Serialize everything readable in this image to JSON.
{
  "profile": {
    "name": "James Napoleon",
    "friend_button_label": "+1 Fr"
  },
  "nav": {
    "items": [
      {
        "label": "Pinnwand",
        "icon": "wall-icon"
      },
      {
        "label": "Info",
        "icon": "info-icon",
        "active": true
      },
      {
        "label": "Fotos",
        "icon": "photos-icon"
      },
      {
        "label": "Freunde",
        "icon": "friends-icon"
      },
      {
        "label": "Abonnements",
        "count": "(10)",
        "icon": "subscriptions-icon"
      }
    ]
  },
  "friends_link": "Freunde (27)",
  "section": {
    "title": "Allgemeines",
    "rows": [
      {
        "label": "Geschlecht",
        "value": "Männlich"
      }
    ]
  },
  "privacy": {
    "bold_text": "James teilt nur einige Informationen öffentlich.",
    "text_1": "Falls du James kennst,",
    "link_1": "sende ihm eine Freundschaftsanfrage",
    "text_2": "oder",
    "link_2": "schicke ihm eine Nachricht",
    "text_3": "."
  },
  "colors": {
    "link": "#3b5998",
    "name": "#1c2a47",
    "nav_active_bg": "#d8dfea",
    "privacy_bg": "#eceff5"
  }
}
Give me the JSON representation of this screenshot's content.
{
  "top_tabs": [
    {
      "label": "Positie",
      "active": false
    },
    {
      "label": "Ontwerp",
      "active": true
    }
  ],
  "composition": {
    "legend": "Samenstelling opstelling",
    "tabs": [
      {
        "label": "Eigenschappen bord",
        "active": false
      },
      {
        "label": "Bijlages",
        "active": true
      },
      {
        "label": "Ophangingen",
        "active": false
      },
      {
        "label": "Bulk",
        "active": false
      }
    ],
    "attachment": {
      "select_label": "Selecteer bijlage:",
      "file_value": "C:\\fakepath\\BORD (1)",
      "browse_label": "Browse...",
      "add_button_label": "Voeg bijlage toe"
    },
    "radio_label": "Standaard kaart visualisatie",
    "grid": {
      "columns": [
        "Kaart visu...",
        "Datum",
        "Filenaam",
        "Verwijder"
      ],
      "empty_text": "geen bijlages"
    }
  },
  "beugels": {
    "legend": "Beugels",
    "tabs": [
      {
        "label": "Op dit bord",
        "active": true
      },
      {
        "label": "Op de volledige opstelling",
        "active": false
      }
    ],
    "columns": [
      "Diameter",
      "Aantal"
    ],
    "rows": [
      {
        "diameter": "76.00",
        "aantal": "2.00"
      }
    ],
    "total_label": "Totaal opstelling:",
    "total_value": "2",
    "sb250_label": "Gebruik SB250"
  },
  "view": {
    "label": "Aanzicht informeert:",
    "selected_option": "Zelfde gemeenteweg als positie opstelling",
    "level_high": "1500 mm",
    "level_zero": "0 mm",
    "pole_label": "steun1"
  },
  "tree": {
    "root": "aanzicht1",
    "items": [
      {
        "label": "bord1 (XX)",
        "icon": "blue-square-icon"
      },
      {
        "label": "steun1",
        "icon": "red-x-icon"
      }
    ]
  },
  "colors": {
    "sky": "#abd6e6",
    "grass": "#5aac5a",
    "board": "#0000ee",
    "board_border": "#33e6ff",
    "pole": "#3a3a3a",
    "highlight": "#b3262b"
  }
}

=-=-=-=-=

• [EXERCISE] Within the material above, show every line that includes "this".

• [WRITTEN SOLUTION]
Serialize everything readable in this image to JSON.
Give me the JSON representation of this screenshot's content.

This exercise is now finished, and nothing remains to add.